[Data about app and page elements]
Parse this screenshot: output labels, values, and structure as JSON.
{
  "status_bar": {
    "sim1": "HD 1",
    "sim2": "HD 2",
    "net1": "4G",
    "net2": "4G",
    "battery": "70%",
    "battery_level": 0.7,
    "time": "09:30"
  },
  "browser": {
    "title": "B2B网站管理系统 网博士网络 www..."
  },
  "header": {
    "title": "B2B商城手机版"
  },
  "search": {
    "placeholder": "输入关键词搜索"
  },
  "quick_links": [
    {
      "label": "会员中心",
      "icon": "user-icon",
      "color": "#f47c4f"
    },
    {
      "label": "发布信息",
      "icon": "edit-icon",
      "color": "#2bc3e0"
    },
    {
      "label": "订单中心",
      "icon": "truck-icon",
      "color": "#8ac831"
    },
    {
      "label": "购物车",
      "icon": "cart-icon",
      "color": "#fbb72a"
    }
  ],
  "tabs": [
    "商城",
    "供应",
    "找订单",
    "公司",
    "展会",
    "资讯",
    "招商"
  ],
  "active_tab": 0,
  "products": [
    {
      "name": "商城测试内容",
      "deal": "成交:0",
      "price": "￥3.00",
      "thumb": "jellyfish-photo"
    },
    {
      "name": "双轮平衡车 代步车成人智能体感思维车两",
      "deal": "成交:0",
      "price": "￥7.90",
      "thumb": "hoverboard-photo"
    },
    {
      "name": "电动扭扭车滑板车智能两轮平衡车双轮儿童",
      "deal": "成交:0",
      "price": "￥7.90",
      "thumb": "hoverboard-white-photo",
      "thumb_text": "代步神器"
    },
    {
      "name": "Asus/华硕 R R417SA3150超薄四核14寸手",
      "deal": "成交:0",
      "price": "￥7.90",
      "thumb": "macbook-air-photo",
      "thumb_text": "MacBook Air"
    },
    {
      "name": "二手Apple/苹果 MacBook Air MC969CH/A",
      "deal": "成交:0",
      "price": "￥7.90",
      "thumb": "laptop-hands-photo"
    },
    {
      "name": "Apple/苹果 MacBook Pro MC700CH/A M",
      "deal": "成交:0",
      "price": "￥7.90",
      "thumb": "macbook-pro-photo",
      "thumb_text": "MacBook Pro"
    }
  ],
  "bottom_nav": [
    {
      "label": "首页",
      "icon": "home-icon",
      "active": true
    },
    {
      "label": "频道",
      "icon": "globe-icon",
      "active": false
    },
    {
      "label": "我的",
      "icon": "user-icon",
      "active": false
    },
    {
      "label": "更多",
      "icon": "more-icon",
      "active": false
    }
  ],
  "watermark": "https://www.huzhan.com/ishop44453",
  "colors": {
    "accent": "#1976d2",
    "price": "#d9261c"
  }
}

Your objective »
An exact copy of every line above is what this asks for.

Reply »
Parse this screenshot: output labels, values, and structure as JSON.
{
  "status_bar": {
    "sim1": "HD 1",
    "sim2": "HD 2",
    "net1": "4G",
    "net2": "4G",
    "battery": "70%",
    "battery_level": 0.7,
    "time": "09:30"
  },
  "browser": {
    "title": "B2B网站管理系统 网博士网络 www..."
  },
  "header": {
    "title": "B2B商城手机版"
  },
  "search": {
    "placeholder": "输入关键词搜索"
  },
  "quick_links": [
    {
      "label": "会员中心",
      "icon": "user-icon",
      "color": "#f47c4f"
    },
    {
      "label": "发布信息",
      "icon": "edit-icon",
      "color": "#2bc3e0"
    },
    {
      "label": "订单中心",
      "icon": "truck-icon",
      "color": "#8ac831"
    },
    {
      "label": "购物车",
      "icon": "cart-icon",
      "color": "#fbb72a"
    }
  ],
  "tabs": [
    "商城",
    "供应",
    "找订单",
    "公司",
    "展会",
    "资讯",
    "招商"
  ],
  "active_tab": 0,
  "products": [
    {
      "name": "商城测试内容",
      "deal": "成交:0",
      "price": "￥3.00",
      "thumb": "jellyfish-photo"
    },
    {
      "name": "双轮平衡车 代步车成人智能体感思维车两",
      "deal": "成交:0",
      "price": "￥7.90",
      "thumb": "hoverboard-photo"
    },
    {
      "name": "电动扭扭车滑板车智能两轮平衡车双轮儿童",
      "deal": "成交:0",
      "price": "￥7.90",
      "thumb": "hoverboard-white-photo",
      "thumb_text": "代步神器"
    },
    {
      "name": "Asus/华硕 R R417SA3150超薄四核14寸手",
      "deal": "成交:0",
      "price": "￥7.90",
      "thumb": "macbook-air-photo",
      "thumb_text": "MacBook Air"
    },
    {
      "name": "二手Apple/苹果 MacBook Air MC969CH/A",
      "deal": "成交:0",
      "price": "￥7.90",
      "thumb": "laptop-hands-photo"
    },
    {
      "name": "Apple/苹果 MacBook Pro MC700CH/A M",
      "deal": "成交:0",
      "price": "￥7.90",
      "thumb": "macbook-pro-photo",
      "thumb_text": "MacBook Pro"
    }
  ],
  "bottom_nav": [
    {
      "label": "首页",
      "icon": "home-icon",
      "active": true
    },
    {
      "label": "频道",
      "icon": "globe-icon",
      "active": false
    },
    {
      "label": "我的",
      "icon": "user-icon",
      "active": false
    },
    {
      "label": "更多",
      "icon": "more-icon",
      "active": false
    }
  ],
  "watermark": "https://www.huzhan.com/ishop44453",
  "colors": {
    "accent": "#1976d2",
    "price": "#d9261c"
  }
}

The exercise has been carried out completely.